Utah schools are among the top in the nation when it comes to serving local fruits, veggies, dairy and baked goods, according to a new survey by the U.S. Department of Agriculture.
Nine Utah school districts told the USDA they serve local food in their school lunches. In those districts, local food chews up 23 percent of the school food budget, or $3.5 million, according to the survey.
That percentage ranked the state at No. 4, behind Nevada at 44 percent, Oregon at 25 percent and Washington at 24 percent. Maryland was No. 5 at 21 percent. Nationally, schools spend $350 million on locally produced food.
The budget data is based on the 2011-2012 school year, and doesn't include three more districts Canyons, Emery and Washington that told the USDA they began buying local food last school year.
Twenty-three Utah districts told the USDA they serve no local food and have no plans to do so, and six Utah districts didn't answer the survey and thus aren't listed on the agency's Farm to School website.
Kevin Concannon, undersecretary of the USDA, said the fact that Western states dominate the list probably reflects the region's culture.
"The local food movements are growing in that part of the country even beyond schools, but we're seeing it take off in other parts of the country as well," Concannon said.
The Salt Lake City School District spent the greatest share of its budget on local food 33 percent. Jordan and Provo districts spent 21 percent of their budgets on local food, according to the survey.
The Farm to School program is part of the Healthy, Hunger-Free Kids Act of 2010, which last year began requiring schools to provide more nutritious meals.

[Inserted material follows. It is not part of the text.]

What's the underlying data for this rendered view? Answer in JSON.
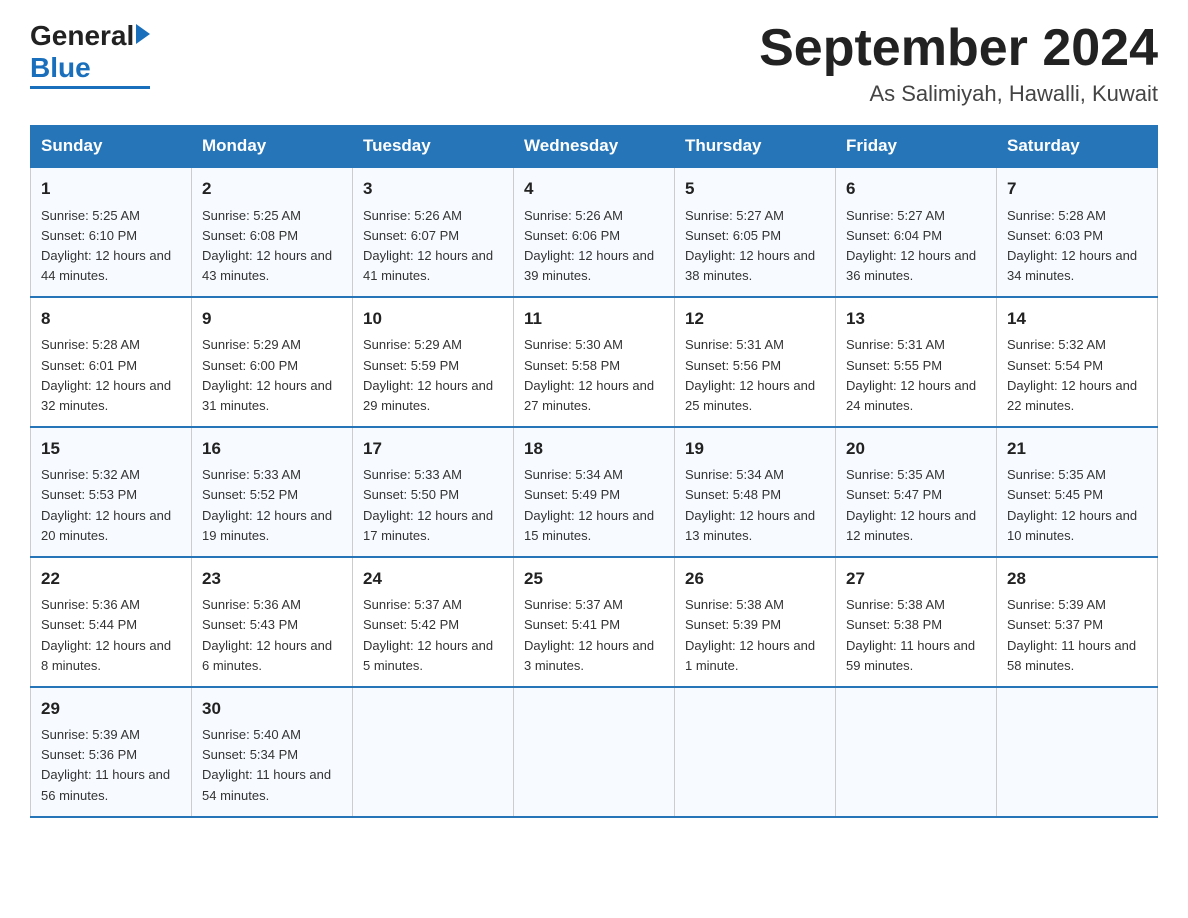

The results have been mixed in Utah and elsewhere. Some districts reported more food waste, and others said students stopped buying school lunch because the portions of meat and bread were downsized. The USDA relented midway through the year, lifting the limits on grains and proteins.
The same law also will require schools next year to replace sugary and fatty foods in vending machines with popcorn, trail mix, natural fruit juice and other healthier options.

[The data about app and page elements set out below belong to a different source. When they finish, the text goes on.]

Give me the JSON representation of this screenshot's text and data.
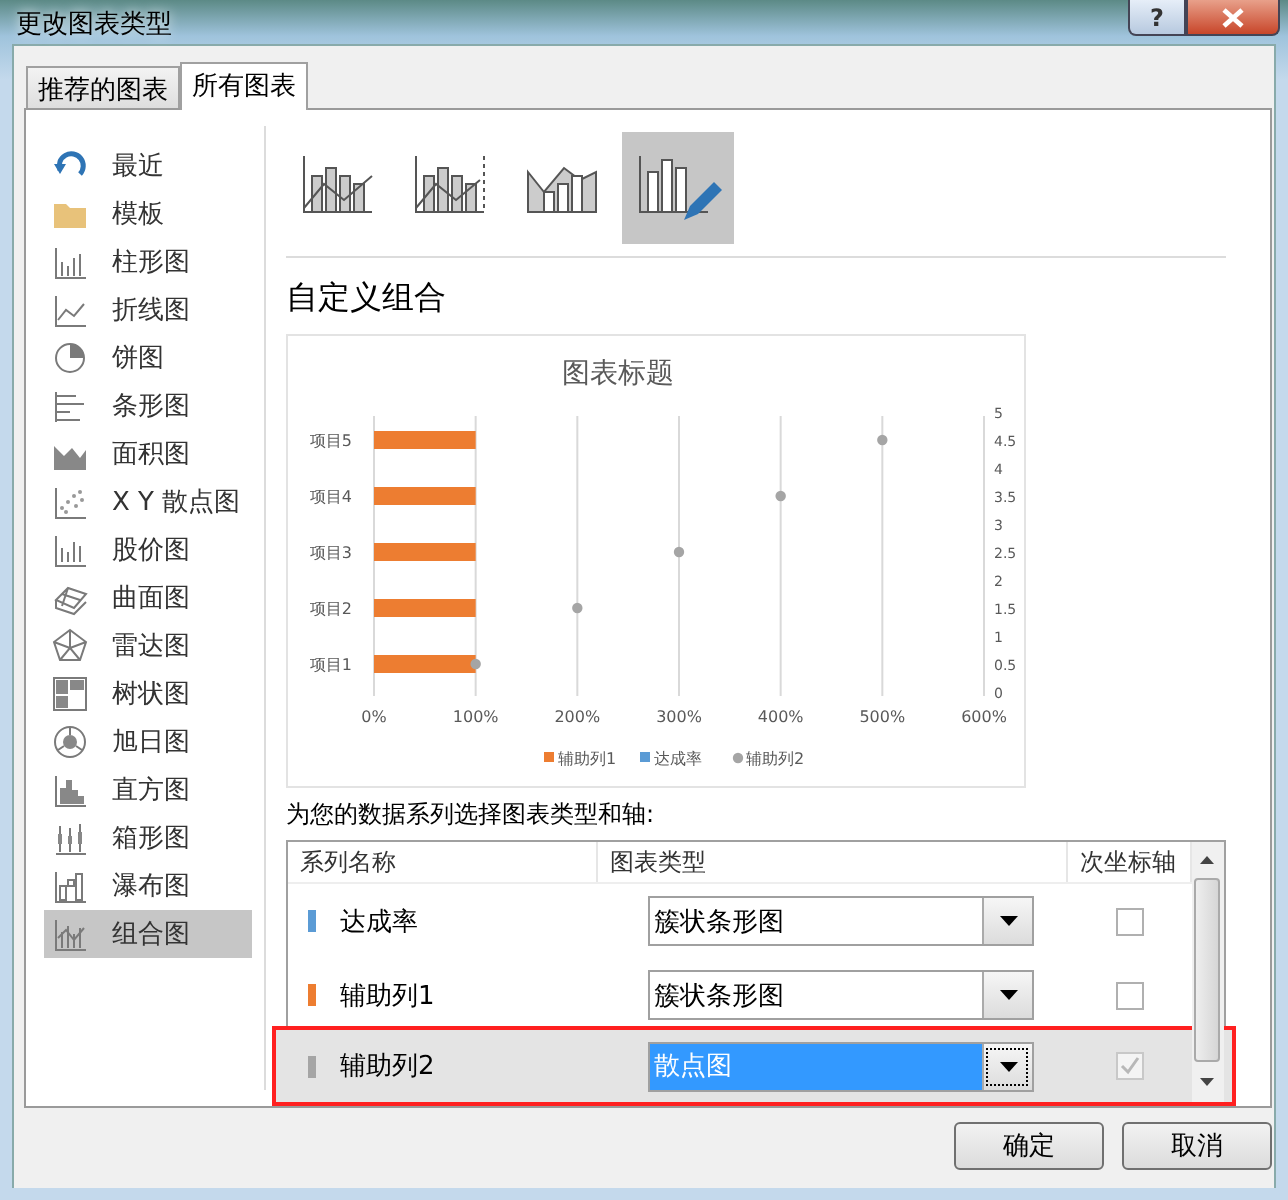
{
  "window": {
    "title": "更改图表类型",
    "help_button": "?"
  },
  "tabs": [
    {
      "label": "推荐的图表",
      "selected": false
    },
    {
      "label": "所有图表",
      "selected": true
    }
  ],
  "sidebar": {
    "items": [
      {
        "label": "最近",
        "selected": false
      },
      {
        "label": "模板",
        "selected": false
      },
      {
        "label": "柱形图",
        "selected": false
      },
      {
        "label": "折线图",
        "selected": false
      },
      {
        "label": "饼图",
        "selected": false
      },
      {
        "label": "条形图",
        "selected": false
      },
      {
        "label": "面积图",
        "selected": false
      },
      {
        "label": "X Y 散点图",
        "selected": false
      },
      {
        "label": "股价图",
        "selected": false
      },
      {
        "label": "曲面图",
        "selected": false
      },
      {
        "label": "雷达图",
        "selected": false
      },
      {
        "label": "树状图",
        "selected": false
      },
      {
        "label": "旭日图",
        "selected": false
      },
      {
        "label": "直方图",
        "selected": false
      },
      {
        "label": "箱形图",
        "selected": false
      },
      {
        "label": "瀑布图",
        "selected": false
      },
      {
        "label": "组合图",
        "selected": true
      }
    ]
  },
  "chart_types": [
    {
      "selected": false
    },
    {
      "selected": false
    },
    {
      "selected": false
    },
    {
      "selected": true
    }
  ],
  "heading": "自定义组合",
  "chart": {
    "chart_data": {
      "type": "bar",
      "orientation": "horizontal",
      "title": "图表标题",
      "categories": [
        "项目5",
        "项目4",
        "项目3",
        "项目2",
        "项目1"
      ],
      "series": [
        {
          "name": "辅助列1",
          "color": "#ed7d31",
          "values": [
            1,
            1,
            1,
            1,
            1
          ]
        },
        {
          "name": "达成率",
          "color": "#5b9bd5",
          "values": [
            0,
            0,
            0,
            0,
            0
          ]
        },
        {
          "name": "辅助列2",
          "color": "#a5a5a5",
          "type": "scatter",
          "values": [
            5,
            4,
            3,
            2,
            1
          ]
        }
      ],
      "xlim": [
        0,
        6
      ],
      "y2lim": [
        0,
        5
      ],
      "grid": {
        "x": true
      },
      "legend": true,
      "xticks": [
        {
          "value": 0,
          "label": "0%"
        },
        {
          "value": 1,
          "label": "100%"
        },
        {
          "value": 2,
          "label": "200%"
        },
        {
          "value": 3,
          "label": "300%"
        },
        {
          "value": 4,
          "label": "400%"
        },
        {
          "value": 5,
          "label": "500%"
        },
        {
          "value": 6,
          "label": "600%"
        }
      ],
      "y2ticks": [
        {
          "value": 0,
          "label": "0"
        },
        {
          "value": 0.5,
          "label": "0.5"
        },
        {
          "value": 1,
          "label": "1"
        },
        {
          "value": 1.5,
          "label": "1.5"
        },
        {
          "value": 2,
          "label": "2"
        },
        {
          "value": 2.5,
          "label": "2.5"
        },
        {
          "value": 3,
          "label": "3"
        },
        {
          "value": 3.5,
          "label": "3.5"
        },
        {
          "value": 4,
          "label": "4"
        },
        {
          "value": 4.5,
          "label": "4.5"
        },
        {
          "value": 5,
          "label": "5"
        }
      ]
    }
  },
  "series_prompt": "为您的数据系列选择图表类型和轴:",
  "series_table": {
    "columns": [
      "系列名称",
      "图表类型",
      "次坐标轴"
    ],
    "rows": [
      {
        "name": "达成率",
        "color": "#5b9bd5",
        "chart_type": "簇状条形图",
        "secondary_axis": false,
        "secondary_disabled": false,
        "selected": false,
        "highlight": false
      },
      {
        "name": "辅助列1",
        "color": "#ed7d31",
        "chart_type": "簇状条形图",
        "secondary_axis": false,
        "secondary_disabled": false,
        "selected": false,
        "highlight": false
      },
      {
        "name": "辅助列2",
        "color": "#a5a5a5",
        "chart_type": "散点图",
        "secondary_axis": true,
        "secondary_disabled": true,
        "selected": true,
        "highlight": true
      }
    ]
  },
  "buttons": [
    "确定",
    "取消"
  ]
}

Concannon said schools find that students are more apt to eat the food if they know it is grown in their county or region.
"Schools use that to nudge kids," he said.
There are several benefits to eating local, he said. Not only do schools save on food transportation costs, local farmers and the economy benefit. "Those are the people paying for the schools," he said.
In Utah, schools using local food put fruit at the top of the list, with 31 percent serving home-grown apples, peaches and pears. Seventeen percent said they buy milk, 14 percent buy baked goods, 11 percent buy vegetables and 8 percent buy dairy products other than milk.
Meat and poultry are the hardest for schools to source locally, Concannon said, because so much of that distribution is on a national scale.
Concannon said the push for more nutritious food has sprouted gardens at many schools. Midway Elementary in Wasatch County, for example, has one.
Such gardens typically don't provide enough food to feed the school, but they are a "lab environment to remind kids where food comes from," Concannon said.
Deborah Kane, national director of Farm to School, said districts that did not respond to the survey last spring have until Nov. 30 to provide responses to the USDA. The website will be updated as more data is returned, she said.
The six Utah districts that did not respond are Granite, Weber, Carbon, North Sanpete, Wayne and Rich.
The survey report, she said, "is a first look at the trend â¦ but not the final word on Farm to School."